Prompt: Look through the data below, tally the lines where "symbol" occurs, and write the total alone.
BEGIN Data extract
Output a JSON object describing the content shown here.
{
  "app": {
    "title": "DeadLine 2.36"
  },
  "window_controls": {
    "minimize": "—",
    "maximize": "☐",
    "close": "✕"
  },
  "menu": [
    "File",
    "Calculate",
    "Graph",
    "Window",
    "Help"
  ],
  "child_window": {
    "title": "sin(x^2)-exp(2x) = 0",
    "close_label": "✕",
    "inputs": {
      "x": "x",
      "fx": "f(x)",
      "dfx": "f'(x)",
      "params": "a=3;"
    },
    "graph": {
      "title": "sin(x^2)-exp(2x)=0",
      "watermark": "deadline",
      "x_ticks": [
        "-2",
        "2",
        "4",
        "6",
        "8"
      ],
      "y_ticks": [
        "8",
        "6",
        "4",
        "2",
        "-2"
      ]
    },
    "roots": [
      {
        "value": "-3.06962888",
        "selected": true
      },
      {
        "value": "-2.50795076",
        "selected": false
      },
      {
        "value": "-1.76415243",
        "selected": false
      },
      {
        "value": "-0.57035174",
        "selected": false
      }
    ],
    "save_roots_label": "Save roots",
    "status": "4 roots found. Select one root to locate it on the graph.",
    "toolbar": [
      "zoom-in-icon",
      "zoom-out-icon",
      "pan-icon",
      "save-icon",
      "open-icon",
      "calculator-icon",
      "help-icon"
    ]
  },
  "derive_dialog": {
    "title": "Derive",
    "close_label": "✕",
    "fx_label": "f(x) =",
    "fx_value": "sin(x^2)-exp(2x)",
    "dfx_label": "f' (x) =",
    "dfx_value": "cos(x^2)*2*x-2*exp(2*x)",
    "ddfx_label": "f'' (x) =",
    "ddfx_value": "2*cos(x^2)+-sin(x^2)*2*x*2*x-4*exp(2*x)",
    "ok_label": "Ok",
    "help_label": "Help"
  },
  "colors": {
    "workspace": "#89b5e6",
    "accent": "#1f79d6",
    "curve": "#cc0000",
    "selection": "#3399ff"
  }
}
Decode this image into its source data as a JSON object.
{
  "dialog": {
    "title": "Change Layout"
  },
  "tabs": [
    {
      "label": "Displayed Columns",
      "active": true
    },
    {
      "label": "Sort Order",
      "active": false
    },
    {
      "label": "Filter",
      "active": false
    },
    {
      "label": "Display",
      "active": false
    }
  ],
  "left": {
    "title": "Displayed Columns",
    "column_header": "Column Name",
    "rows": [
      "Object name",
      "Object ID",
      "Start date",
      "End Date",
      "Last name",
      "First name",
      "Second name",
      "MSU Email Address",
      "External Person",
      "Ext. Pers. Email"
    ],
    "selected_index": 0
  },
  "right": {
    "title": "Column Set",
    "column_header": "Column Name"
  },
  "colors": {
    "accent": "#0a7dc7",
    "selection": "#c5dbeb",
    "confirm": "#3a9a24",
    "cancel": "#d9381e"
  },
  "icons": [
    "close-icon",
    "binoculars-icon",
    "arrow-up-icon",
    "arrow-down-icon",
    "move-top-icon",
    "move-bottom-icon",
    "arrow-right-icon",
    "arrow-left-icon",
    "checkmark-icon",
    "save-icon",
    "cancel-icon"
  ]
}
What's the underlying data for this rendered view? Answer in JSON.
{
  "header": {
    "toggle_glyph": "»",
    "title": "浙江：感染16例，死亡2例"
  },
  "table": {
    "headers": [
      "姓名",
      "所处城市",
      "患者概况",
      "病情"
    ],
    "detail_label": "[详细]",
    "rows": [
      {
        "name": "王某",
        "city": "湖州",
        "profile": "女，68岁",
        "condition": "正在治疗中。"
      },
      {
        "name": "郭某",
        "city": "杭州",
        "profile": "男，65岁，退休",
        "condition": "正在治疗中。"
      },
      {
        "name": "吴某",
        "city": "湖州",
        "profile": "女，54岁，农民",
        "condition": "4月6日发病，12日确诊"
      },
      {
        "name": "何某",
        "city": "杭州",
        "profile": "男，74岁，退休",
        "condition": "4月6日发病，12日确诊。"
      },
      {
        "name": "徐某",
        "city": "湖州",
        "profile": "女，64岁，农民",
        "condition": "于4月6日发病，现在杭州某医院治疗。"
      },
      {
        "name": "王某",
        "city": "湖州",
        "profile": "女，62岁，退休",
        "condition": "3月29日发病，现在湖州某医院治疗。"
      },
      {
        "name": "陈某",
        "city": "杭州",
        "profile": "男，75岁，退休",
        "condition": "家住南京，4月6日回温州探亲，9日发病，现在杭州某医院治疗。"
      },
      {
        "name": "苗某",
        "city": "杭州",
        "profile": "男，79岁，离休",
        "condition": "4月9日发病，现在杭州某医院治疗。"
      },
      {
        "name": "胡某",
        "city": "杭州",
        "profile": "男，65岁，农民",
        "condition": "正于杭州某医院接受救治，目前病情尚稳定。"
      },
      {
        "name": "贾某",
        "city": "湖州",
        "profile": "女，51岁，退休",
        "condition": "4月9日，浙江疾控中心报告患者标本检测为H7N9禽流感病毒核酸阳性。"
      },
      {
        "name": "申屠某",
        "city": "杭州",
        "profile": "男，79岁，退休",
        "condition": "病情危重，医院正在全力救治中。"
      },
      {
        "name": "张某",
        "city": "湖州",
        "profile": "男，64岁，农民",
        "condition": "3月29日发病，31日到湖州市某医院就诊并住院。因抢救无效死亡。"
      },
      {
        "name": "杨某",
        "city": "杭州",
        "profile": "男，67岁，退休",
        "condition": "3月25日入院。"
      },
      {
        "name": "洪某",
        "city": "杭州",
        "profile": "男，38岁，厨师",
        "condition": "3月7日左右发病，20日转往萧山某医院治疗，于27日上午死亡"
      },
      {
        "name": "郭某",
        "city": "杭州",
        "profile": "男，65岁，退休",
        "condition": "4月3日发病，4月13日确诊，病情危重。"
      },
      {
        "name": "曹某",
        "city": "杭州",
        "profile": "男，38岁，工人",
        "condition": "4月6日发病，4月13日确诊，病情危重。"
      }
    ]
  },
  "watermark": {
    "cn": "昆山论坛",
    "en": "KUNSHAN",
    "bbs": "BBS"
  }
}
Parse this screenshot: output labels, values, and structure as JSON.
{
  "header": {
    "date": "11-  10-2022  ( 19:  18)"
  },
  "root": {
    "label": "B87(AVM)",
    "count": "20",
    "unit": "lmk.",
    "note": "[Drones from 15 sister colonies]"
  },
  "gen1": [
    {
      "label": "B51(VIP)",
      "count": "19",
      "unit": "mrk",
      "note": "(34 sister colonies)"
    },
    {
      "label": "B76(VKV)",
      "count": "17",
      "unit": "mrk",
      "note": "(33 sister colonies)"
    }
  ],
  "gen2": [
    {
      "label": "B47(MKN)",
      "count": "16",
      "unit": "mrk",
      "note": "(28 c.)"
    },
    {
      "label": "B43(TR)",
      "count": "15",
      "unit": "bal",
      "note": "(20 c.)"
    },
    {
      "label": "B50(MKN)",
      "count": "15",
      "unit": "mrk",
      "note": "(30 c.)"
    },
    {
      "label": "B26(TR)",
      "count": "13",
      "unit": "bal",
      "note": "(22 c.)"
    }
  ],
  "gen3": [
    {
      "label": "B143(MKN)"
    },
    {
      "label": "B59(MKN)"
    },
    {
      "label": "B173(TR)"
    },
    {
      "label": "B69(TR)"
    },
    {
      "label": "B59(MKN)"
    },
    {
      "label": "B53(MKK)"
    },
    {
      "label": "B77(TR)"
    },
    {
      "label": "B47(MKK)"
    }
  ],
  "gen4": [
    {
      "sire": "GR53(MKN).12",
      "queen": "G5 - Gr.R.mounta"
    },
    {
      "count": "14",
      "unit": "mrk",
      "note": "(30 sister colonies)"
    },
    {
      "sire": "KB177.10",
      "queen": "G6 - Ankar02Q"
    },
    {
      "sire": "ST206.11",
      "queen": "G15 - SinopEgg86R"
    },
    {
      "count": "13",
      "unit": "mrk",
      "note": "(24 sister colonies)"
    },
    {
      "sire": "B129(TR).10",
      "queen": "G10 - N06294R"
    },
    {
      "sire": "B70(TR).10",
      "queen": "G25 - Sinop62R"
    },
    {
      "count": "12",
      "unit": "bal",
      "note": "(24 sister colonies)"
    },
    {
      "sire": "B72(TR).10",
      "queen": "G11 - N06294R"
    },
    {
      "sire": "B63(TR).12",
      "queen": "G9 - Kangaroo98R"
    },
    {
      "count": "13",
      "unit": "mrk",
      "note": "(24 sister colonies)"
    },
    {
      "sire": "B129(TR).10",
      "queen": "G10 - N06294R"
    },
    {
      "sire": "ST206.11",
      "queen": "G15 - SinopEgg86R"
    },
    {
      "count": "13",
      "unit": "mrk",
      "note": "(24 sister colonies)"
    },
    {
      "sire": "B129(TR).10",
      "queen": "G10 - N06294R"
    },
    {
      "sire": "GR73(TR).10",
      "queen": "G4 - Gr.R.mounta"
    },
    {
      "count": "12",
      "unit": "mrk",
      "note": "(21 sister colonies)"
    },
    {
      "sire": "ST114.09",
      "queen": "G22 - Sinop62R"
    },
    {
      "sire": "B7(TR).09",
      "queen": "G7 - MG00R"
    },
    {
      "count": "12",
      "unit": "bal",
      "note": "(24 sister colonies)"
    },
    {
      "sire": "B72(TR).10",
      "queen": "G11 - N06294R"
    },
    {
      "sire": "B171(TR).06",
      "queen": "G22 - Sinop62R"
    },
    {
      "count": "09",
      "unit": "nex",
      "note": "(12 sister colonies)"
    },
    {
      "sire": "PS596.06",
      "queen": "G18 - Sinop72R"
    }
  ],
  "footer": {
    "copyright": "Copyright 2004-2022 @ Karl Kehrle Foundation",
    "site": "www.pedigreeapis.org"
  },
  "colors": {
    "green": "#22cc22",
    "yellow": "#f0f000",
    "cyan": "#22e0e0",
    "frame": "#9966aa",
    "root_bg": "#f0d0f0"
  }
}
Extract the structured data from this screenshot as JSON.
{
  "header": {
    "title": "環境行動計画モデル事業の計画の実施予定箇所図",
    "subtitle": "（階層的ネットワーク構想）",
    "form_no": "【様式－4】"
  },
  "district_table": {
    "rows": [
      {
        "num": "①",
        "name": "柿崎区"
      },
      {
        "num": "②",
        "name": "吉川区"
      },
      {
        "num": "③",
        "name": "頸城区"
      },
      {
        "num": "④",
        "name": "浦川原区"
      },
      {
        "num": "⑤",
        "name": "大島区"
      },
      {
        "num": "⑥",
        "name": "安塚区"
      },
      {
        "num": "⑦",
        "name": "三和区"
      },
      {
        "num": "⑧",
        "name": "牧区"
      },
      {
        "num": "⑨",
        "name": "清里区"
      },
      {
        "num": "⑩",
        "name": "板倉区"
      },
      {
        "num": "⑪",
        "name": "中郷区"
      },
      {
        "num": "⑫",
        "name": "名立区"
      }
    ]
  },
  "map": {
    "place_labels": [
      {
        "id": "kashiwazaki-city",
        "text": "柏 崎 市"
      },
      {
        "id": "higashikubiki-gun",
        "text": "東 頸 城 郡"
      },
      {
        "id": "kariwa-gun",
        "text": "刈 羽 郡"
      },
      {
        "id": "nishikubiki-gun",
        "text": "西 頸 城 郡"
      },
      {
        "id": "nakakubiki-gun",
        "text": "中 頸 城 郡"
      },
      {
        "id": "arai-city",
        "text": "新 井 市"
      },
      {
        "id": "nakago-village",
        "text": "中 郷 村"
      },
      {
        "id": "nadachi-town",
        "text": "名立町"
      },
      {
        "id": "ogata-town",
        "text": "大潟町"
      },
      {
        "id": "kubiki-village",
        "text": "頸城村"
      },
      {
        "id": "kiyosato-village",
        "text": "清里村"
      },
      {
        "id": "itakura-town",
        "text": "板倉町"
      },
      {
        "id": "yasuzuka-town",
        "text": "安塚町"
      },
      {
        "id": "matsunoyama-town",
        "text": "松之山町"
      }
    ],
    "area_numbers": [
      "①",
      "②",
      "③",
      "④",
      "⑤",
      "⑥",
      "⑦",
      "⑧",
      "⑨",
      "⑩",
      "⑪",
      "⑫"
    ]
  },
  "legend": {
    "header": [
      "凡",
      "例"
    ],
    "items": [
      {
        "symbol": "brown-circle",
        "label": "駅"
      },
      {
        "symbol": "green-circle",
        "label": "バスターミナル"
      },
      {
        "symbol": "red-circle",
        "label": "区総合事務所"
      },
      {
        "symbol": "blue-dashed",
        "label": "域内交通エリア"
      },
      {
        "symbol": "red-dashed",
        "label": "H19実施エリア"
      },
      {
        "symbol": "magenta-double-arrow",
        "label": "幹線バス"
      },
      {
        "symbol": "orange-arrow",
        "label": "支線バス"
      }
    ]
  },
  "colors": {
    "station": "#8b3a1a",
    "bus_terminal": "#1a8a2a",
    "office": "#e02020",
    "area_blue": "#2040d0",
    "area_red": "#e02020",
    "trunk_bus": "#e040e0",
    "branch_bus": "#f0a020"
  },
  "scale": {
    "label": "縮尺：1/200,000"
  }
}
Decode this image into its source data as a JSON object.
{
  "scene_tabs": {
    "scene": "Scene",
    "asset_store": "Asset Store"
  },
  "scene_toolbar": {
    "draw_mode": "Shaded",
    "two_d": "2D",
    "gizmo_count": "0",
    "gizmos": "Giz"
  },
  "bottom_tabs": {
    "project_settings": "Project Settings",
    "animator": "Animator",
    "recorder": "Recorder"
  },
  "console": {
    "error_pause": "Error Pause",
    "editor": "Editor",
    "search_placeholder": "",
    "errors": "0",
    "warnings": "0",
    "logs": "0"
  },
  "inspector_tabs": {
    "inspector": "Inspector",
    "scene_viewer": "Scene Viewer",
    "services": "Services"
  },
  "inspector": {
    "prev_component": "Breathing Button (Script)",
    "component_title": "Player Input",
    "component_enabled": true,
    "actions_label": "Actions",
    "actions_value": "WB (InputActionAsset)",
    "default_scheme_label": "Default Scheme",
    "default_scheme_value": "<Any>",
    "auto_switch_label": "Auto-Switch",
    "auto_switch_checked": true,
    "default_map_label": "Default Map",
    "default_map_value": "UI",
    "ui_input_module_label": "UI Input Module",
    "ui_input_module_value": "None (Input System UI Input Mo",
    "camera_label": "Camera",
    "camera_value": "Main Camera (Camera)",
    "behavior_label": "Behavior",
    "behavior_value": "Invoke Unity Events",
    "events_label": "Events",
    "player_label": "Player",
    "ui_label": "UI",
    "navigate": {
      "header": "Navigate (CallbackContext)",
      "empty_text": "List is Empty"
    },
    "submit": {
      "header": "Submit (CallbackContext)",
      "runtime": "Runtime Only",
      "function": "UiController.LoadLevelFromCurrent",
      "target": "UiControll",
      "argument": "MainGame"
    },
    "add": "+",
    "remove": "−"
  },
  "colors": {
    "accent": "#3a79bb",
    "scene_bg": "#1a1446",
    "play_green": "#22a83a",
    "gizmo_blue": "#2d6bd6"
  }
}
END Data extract
Exercise answer: 7